A typical day for the dependent orphans would normally mean being greeted first thing in the morning by some ex-orphans who enjoy sleeping outside the Ithumba compound to wait for the dependent orphans and escort them out for the day. This includes Kithaka and his herd but also Mutara’s herd comprising of Orwa, Sities, Suguta, Chaimu, Bomani, Chemi Chemi Kainuk, Kibo and a young wild bull who roams with them too. Suguta and Chaimu were looking after Mutara’s herd until she rejoined them along with Sities on the 7th, having arrived evidently in season and with several interested wild bulls trailing her in hot pursuit. It was nice to see her able to rejoin her herd without being disturbed any further. Her usual herd was almost complete were it not for the absence of Kanjoro, but we were thrilled on the 22nd when he too found Mutara and her herd, having evidently been away with a wild friend, who he brought along with him. With the water pans sufficient enough for an elephants mud-bath drying out across the vast Tsavo landscape, Kanjoro appeared to have gone without wallowing properly for some time and later that day at noon, he went straight into the main water hole, and stayed there for a very long time enjoying a deep swim.
While Malkia still dotes on Sattao, Dololo and particularly Musiara, who she must remember from her Nairobi Nursery days, since her arrival Sities has become besotted with little Dololo. She appears to have fallen in love with him and can spend an entire morning feeding next to him and taking care of him. One day in the soaring hot temperatures of the afternoon we watched on as wild-living orphans Sities, Suguta and Turkwel led little Sattao and Dololo to find some nice shade where they relaxed until the temperature dropped. Sometimes Sities and Suguta will compete over who can keep Dololo company, but they usually end up settling and just following him together; Sities has always been very caring and nurturing of youngsters, and seems thrilled to have discovered three little newcomers to the Ithumba fold.
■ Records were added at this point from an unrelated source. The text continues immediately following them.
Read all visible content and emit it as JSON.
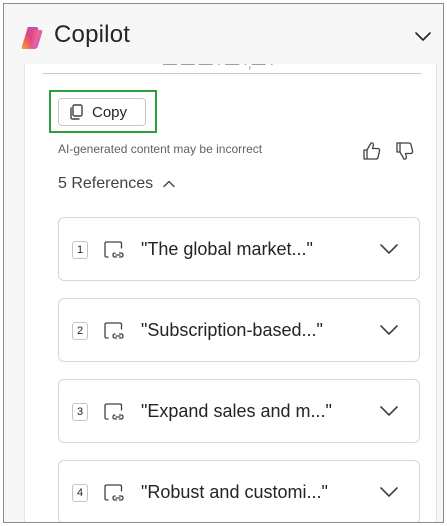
{
  "header": {
    "title": "Copilot",
    "logo_icon": "copilot-logo-icon",
    "collapse_icon": "chevron-down-icon"
  },
  "response": {
    "copy_label": "Copy",
    "copy_icon": "copy-icon",
    "disclaimer": "AI-generated content may be incorrect",
    "like_icon": "thumb-up-icon",
    "dislike_icon": "thumb-down-icon"
  },
  "references": {
    "label": "5 References",
    "toggle_icon": "chevron-up-icon",
    "items": [
      {
        "number": "1",
        "text": "\"The global market...\""
      },
      {
        "number": "2",
        "text": "\"Subscription-based...\""
      },
      {
        "number": "3",
        "text": "\"Expand sales and m...\""
      },
      {
        "number": "4",
        "text": "\"Robust and customi...\""
      }
    ]
  },
  "colors": {
    "highlight": "#2e9e3a",
    "panel_bg": "#f7f7f7",
    "card_border": "#d6d6d6"
  }
}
Siangiki still spends her days browsing with her adopted little brother Ambo, sometimes in the company of Kamok who is also fond of the little bull. From being relatively quiet, Jotto is now full of beans and has become very playful, keen to engage the other bulls like Sapalan in little wrestling matches, having really found his feet in Ithumba now. Mundusi still likes playing with Tusuja but has been taking advantage of the ex-orphans being around and has enjoyed the opportunity to wrestle and learn new tactics from elephants older than him, like Bomani. When Mundusi approached Tusuja for a pushing game towards the end of the month he readily and excitedly accepted, keen to have his friend back to play with. Rapa isn’t left out of these games either and is often on the look-out for any age-mates to play with. Karisa and Namalok are our little brave-boys. Namalok is bold enough to approach wild bulls he is fascinated by, while Karisa is always eager to lead the orphans everywhere and is very independent. Leading the orphans out of the compound one morning he spotted a buffalo and decided to charge at it. The buffalo ran away after seeing Karisa with so many friends behind him. After making sure that the buffalo had gone, Karisa settled for soil dusting before teaming up with Barsilinga to browse together. We are happy to report that Barsilinga’s foot is improving, but it has really been a very nasty injury that has plagued him for a very long time, brought about by a deeply embedded thorn.
At the very end of the month we were happy to see 12 year old graduate Meibai at the mud bath in the company of five wild bulls, socializing and seemingly very content. They enjoyed wallowing in the large waterhole for quite some time, and one of the wild bulls even joined the dependent orphans to relax under a tree and then dust bath as well, the perfect example of how well our orphans assimilate back into the wild and seamlessly interact and converse with their wild friends. Meibai, who owes his life to local tribesmen in Samburu who also adorned him with a very fitting name meaning ‘a priceless object’ in the local dialect, was, like all of our rescued orphans, a very lucky elephant; he was found all alone and in a complete comatose state as a young baby - which makes moments like this, seeing him with his wild friends so content and happy, so deeply satisfying.